Marc Cohen: Let them Eat Promises: Global Policy Incoherence, Unmet Pledges, and Misplaced Priorities Undercut Progress on SDG 2
In Food Ethics, 2019. Edited by Dan Banik
The international community has adopted and endorsed an ambitious global development agenda for the period 2015–2030 in the Sustainable Development Goals (SDGs). SDG 2 seeks to end hunger, achieve food security and improved nutrition, and promote sustainable agriculture. This reflects a broad international consensus on the unacceptability of hunger articulated previously at the 1996 World Food Summit and reiterated at the 2008 High-Level Conference on World Food Security. In 2009, at their L’Aquila Summit, the G8 heads of state and government pledged a significant expansion of aid to agriculture, in order to address the global food-price spike of the preceding year.
However, serious global policy incoherence severely undermines this apparent political will to end hunger and boost developing-country agriculture. In particular, although official development assistance to agriculture in Sub-Saharan Africa (hunger’s center of gravity) doubled between 2003 and 2012, the share of total global aid going to agriculture, at just 5% in 2014, is well below the 20% share of the mid-1980s. In addition, donor-country agricultural trade and security policies often undercut support for agricultural development in the Global South.
Furthermore, there is incoherence within donor policies on aid to agriculture, which tend to focus more on promoting commercialization and exports than on boosting smallholder productivity and the economic empowerment of women farmers. For their part, developing-country governments have not fulfilled pledges to increase their own agricultural development budgets (as seen in the African Union Declarations of Maputo and Malabo), and the bulk of those budgets go to recurrent expenditure rather than development investments.
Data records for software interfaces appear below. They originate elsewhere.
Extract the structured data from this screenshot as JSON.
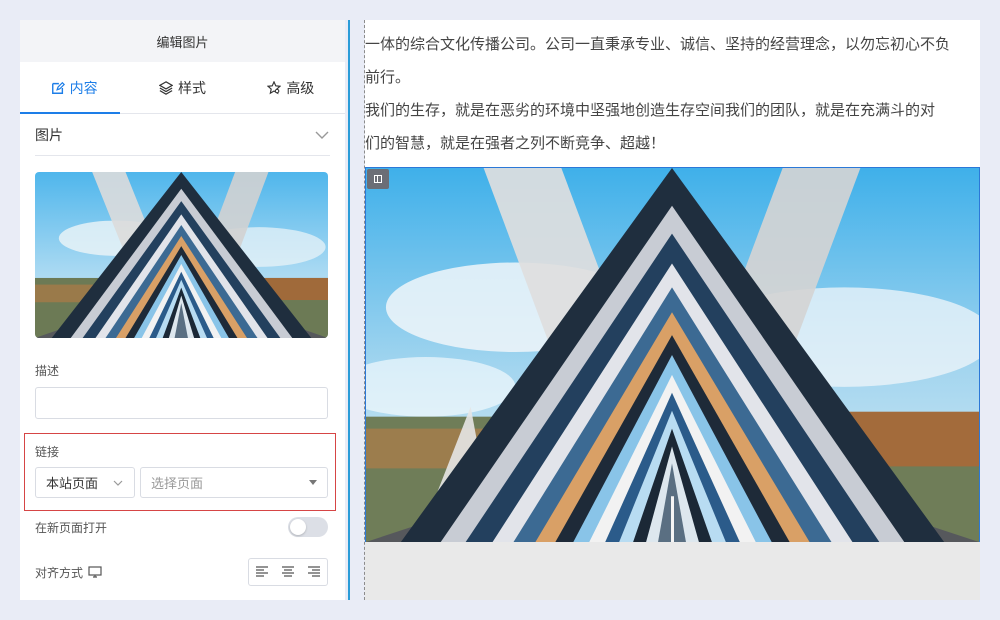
{
  "panel": {
    "title": "编辑图片",
    "tabs": [
      {
        "label": "内容",
        "icon": "edit-icon",
        "active": true
      },
      {
        "label": "样式",
        "icon": "layers-icon",
        "active": false
      },
      {
        "label": "高级",
        "icon": "star-gear-icon",
        "active": false
      }
    ],
    "section_title": "图片",
    "description_label": "描述",
    "description_value": "",
    "link_label": "链接",
    "link_type_value": "本站页面",
    "page_select_placeholder": "选择页面",
    "open_new_label": "在新页面打开",
    "open_new_enabled": false,
    "align_label": "对齐方式",
    "align_options": [
      "align-left-icon",
      "align-center-icon",
      "align-right-icon"
    ]
  },
  "content": {
    "lines": [
      "一体的综合文化传播公司。公司一直秉承专业、诚信、坚持的经营理念，以勿忘初心不负",
      "前行。",
      "我们的生存，就是在恶劣的环境中坚强地创造生存空间我们的团队，就是在充满斗的对",
      "们的智慧，就是在强者之列不断竞争、超越！"
    ]
  },
  "colors": {
    "accent": "#1d7ee8",
    "highlight_border": "#d64545",
    "divider": "#2a9cd8",
    "background": "#e9ecf6"
  }
}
In Sub-Saharan Africa, military expenditures account for a greater share of public funds.
This paper suggests that while policy makers in both the Global South and North treat food security and agricultural development as priorities, these remain in a relatively low position on policy agendas because other concerns respond to much stronger constituencies.